A Rip Roaring Romp
Having notched up 13 Wainwrights in stunning, clear, calm weather before the official launch on 2 June on Latrigg, the blustery, wet weather served as a wake up call that this was not going to be easy. And so I spent a week watching the weather wondering if I would be able to get the challenge off with a rip-roaring romp around the Fairfield Horseshoe on the forthcoming weekend or would I be beetling up and down Binsey in half an hour and retreating to the Sun Inn in Bassenthwaite, working out how many years it will take to do all the Wainwrights one at a time?
The stormy weather played ball and passed through on Saturday so we woke up to a warm but cloudy Sunday morning and very out of character for my family the alarm went off at the usual 7am. To be walking out of Ambleside at 10:10am was quite an achievement, not least because the compass fell apart, so trying to teach Bheinn (12yo) how to orientate the map with a compass held together with an elastic band that had seen better days proved an early challenge. Luckily the good weather stayed with us and visibility was 100%, so the orienteering lesson was more in principal than in practice.
The aim of the day was to tick off the 8 fells of the Fairfield Horseshoe (Low Pike, High Pike, Dove Crag, Hart Crag, Fairfield, Great Rigg, Heron Cragg and Nab Scar) bringing my total to 22. A day to breathe in the the views and leave the cares of the day below us behind. I hoped….
As we rose between Low Pike and High Pike I could hear a gaggle of voices behind me. I looked around to see one man and wondered why I could not see the group following up behind. We walked on and as he approached the noise of the crowd grew louder. I was shocked, when he passed, that he was alone apart from the millions of people listening, on the same wavelength, to the Cricket World Cup being broadcast to the world from the back of his rucksack. My jaw dropped and as I exclaimed “Why? the broadcaster co-incidentally cried out to the open fell…“the question is why?” So as I puffed to the top of High Pike, and the chatter of the radio disappeared into the wind I was ruminating on the word WHY. Why would somebody be so selfish as to bring the noise we come to escape into our little piece of heaven?

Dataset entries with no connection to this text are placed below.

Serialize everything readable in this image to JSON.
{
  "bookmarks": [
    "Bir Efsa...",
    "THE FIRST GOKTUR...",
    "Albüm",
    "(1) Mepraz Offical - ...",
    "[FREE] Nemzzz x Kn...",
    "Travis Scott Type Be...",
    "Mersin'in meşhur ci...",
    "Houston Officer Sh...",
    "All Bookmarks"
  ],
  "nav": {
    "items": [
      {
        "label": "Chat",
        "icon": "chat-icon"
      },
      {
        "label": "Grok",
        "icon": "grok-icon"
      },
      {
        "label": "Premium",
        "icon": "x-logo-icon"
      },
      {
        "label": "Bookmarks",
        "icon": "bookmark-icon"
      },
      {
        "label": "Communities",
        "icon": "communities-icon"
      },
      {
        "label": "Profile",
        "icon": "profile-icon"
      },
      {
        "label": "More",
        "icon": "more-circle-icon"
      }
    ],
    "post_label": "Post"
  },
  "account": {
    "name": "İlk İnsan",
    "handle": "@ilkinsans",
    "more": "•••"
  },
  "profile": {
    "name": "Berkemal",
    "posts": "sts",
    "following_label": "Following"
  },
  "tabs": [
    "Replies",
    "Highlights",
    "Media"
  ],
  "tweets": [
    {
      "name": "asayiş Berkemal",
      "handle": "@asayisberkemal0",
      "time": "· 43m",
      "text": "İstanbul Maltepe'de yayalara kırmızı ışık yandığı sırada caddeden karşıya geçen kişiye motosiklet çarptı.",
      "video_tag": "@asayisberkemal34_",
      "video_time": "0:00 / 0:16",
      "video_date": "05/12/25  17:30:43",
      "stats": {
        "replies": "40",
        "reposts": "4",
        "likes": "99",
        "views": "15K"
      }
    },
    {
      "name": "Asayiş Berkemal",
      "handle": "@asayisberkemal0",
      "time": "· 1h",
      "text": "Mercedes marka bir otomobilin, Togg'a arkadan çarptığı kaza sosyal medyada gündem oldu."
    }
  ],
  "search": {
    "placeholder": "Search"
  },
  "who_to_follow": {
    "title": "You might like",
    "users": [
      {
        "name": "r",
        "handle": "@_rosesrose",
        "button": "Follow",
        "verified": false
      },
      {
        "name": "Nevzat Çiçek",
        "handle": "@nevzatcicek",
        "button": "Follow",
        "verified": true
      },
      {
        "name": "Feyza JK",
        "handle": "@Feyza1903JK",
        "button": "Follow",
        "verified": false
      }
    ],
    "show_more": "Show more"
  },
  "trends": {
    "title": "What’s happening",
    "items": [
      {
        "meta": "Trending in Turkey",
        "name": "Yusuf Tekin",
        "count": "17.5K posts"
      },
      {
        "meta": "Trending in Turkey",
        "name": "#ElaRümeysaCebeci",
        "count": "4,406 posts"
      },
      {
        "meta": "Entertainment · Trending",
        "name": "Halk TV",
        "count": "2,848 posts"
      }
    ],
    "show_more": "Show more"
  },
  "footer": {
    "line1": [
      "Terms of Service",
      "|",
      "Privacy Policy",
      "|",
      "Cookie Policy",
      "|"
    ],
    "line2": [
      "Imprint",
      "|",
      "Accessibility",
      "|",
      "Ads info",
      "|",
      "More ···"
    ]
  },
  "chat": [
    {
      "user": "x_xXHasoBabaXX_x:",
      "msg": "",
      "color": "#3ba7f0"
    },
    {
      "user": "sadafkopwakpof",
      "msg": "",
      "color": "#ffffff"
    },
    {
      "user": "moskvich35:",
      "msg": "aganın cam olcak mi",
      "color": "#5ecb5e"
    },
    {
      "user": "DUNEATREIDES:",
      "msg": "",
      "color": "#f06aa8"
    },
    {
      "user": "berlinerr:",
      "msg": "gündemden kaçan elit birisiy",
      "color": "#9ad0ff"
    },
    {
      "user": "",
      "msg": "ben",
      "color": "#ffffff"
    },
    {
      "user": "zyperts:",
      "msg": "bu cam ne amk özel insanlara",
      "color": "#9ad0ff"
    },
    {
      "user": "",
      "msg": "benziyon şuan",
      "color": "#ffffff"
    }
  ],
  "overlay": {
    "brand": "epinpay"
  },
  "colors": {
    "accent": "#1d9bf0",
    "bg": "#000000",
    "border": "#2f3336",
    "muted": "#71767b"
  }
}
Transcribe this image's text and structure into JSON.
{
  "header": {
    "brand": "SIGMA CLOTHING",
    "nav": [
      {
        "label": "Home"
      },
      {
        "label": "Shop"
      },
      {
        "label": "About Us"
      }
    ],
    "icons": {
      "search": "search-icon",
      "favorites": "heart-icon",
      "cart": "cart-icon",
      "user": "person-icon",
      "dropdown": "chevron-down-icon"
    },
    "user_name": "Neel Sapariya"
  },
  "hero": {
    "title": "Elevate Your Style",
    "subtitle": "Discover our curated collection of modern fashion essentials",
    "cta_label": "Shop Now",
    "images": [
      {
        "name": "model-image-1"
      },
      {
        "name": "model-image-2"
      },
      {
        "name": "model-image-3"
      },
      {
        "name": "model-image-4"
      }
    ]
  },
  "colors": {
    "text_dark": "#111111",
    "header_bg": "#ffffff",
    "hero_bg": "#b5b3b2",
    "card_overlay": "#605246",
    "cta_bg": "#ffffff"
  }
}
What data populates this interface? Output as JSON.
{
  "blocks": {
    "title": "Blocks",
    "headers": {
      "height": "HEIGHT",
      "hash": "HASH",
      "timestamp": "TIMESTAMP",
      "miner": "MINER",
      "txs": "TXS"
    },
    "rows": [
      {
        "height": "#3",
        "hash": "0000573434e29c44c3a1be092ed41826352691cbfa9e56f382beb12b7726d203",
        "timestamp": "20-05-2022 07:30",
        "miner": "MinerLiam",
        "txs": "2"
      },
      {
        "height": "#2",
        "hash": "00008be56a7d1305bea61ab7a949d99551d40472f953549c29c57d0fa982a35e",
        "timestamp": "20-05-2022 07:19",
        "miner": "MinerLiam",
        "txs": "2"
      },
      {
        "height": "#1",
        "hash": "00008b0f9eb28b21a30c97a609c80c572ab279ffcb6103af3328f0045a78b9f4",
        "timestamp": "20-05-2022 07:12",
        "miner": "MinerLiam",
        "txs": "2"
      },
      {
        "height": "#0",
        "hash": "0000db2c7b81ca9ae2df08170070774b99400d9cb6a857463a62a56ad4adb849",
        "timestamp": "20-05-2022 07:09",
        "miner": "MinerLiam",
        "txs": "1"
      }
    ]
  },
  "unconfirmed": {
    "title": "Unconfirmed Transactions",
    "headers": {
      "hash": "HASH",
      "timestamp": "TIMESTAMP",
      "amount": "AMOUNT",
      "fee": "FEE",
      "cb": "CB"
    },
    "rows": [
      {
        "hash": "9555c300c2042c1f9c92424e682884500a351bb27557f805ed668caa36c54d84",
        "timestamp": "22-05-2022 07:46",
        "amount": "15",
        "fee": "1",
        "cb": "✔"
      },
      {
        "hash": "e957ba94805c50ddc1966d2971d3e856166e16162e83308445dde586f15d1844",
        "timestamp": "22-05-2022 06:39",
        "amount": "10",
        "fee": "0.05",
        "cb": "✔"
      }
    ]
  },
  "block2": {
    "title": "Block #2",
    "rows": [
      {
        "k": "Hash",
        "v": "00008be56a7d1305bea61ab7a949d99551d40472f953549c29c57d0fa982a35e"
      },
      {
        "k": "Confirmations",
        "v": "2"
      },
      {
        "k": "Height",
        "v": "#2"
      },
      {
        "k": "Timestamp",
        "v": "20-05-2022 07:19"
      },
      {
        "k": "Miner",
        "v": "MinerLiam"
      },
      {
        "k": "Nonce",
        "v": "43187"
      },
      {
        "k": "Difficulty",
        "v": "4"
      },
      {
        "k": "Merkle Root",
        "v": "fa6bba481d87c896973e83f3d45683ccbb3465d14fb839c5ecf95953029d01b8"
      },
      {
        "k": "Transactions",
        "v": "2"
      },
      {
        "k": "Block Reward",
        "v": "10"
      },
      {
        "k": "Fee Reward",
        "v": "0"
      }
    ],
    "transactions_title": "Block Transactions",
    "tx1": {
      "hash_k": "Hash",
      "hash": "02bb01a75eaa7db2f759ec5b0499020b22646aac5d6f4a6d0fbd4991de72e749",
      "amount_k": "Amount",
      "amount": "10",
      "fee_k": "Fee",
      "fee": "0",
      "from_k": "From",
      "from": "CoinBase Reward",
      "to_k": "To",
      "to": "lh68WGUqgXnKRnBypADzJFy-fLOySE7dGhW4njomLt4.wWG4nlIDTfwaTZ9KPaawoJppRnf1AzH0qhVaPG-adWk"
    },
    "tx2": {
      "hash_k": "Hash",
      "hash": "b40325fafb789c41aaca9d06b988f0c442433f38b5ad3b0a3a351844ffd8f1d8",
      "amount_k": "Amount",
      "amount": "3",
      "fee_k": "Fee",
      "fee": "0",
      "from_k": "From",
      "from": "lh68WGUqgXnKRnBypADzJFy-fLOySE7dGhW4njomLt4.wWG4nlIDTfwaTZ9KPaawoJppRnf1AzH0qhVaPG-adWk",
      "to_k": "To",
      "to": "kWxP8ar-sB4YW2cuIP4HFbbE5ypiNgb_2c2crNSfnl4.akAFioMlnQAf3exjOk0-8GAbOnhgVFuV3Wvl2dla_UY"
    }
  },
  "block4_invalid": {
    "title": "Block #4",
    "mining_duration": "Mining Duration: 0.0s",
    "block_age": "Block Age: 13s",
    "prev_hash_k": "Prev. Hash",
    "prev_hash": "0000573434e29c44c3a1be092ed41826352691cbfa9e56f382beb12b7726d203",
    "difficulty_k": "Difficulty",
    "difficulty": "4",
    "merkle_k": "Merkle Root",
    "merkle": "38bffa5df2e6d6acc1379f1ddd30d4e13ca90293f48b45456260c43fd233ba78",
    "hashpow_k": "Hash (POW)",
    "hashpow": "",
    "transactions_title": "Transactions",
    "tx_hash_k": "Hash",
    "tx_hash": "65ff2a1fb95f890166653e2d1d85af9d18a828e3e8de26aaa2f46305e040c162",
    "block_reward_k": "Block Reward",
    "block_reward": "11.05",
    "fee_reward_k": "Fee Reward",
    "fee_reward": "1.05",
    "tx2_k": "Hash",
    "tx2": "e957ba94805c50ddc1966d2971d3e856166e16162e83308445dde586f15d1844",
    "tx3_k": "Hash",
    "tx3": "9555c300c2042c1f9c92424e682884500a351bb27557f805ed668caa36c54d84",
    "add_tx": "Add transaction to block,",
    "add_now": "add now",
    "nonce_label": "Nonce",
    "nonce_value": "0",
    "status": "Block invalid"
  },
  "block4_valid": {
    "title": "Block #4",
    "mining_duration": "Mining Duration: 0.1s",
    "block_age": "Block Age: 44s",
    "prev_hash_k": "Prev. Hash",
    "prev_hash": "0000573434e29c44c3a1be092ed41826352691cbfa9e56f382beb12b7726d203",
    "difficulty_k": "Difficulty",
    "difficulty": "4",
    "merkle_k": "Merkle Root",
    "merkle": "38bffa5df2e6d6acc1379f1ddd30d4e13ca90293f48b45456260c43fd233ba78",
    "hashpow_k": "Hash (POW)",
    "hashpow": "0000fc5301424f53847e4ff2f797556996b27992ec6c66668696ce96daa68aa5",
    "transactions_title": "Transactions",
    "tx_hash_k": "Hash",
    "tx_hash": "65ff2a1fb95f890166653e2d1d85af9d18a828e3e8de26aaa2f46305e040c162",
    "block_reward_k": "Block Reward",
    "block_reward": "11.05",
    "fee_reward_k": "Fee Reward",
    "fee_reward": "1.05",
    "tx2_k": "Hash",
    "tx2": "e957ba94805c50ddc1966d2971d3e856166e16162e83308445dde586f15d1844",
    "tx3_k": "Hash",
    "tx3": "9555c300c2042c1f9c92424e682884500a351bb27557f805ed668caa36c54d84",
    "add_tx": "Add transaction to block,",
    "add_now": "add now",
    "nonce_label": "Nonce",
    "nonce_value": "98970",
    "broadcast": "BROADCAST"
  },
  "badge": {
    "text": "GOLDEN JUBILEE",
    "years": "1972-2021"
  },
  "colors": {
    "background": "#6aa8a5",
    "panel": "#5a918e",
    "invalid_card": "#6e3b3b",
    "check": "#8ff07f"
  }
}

Why would they think it is in the least bit acceptable to broadcast this to everybody? Why would he dare to ruin my day? Why do we come onto the fells? Why do I think my interpretation of use of the Fells is superior to anybody else’s?
The Question is Why
I know I walk in the fells to leave the cares of the world at ground level, for fitness, for self-fulfillment and achievement, to catch the wind, to catch the sun, to see the grandeur of the world to remind me of my small place among its majesty and to be among like-minded people, in short, to belong.
Being confronted by this disturbance from the real world had touched on insulting the senses of escaping in order to belong to something superior, but I had to ask myself was I not doing something similar? Was my spinning wheel challenge not bringing the everyday into the world of the escape room?
One of the problems I had with deciding to embark on this charity event is that I do not like asking people to sponsor me. I have always believed that the main reason to achieve something is for your own betterment and self development. Also, having notched up the best part of 100 marathons, and various ultras in the past, I find it difficult to convince anybody that I am doing anything extraordinary or challenging enough to warrant sponsorship. I also do not like to disturb other people’s enjoyment. I think that just because I love doing something it does not have to be of interest to anybody else (perhaps I am too self contained for my own good). I debated if just seeing me with a spinning wheel might destroy the seclusion. or that I might be responsible for interrupting somebody else’s walk with a reminder of everyday life they have left behind by my request for charitable donation, even if that is only implied by my being there, I might ruin somebody else’s day. Could my actions be just as imposing on somebody else’s day as the noise from a radio?
When I put the question to my son as to why he likes to walk in the mountains he cleared up the dilemma
his list was :
Because it gets me away from my computer games.
It stops you nagging me to get away from my computer games.
Because it stops me getting unfit and fat.
Because it’s nice.
“What is nice about it?” I asked, “what feelings does it give you to describe that nice feeling?”
I feel healthy and I can eat lots of biscuits.
It’s nice when I get back to my computer games!
In a nutshell we head out into the hills to get away from it all so we appreciate what we have more fully when we return.
So I hope my challenge is extraordinary and challenging enough to lift it from the everyday and not cause anybody’s enjoyment to be disturbed and that my own enjoyment of spinning will be affected by taking it with me into place we go to escape?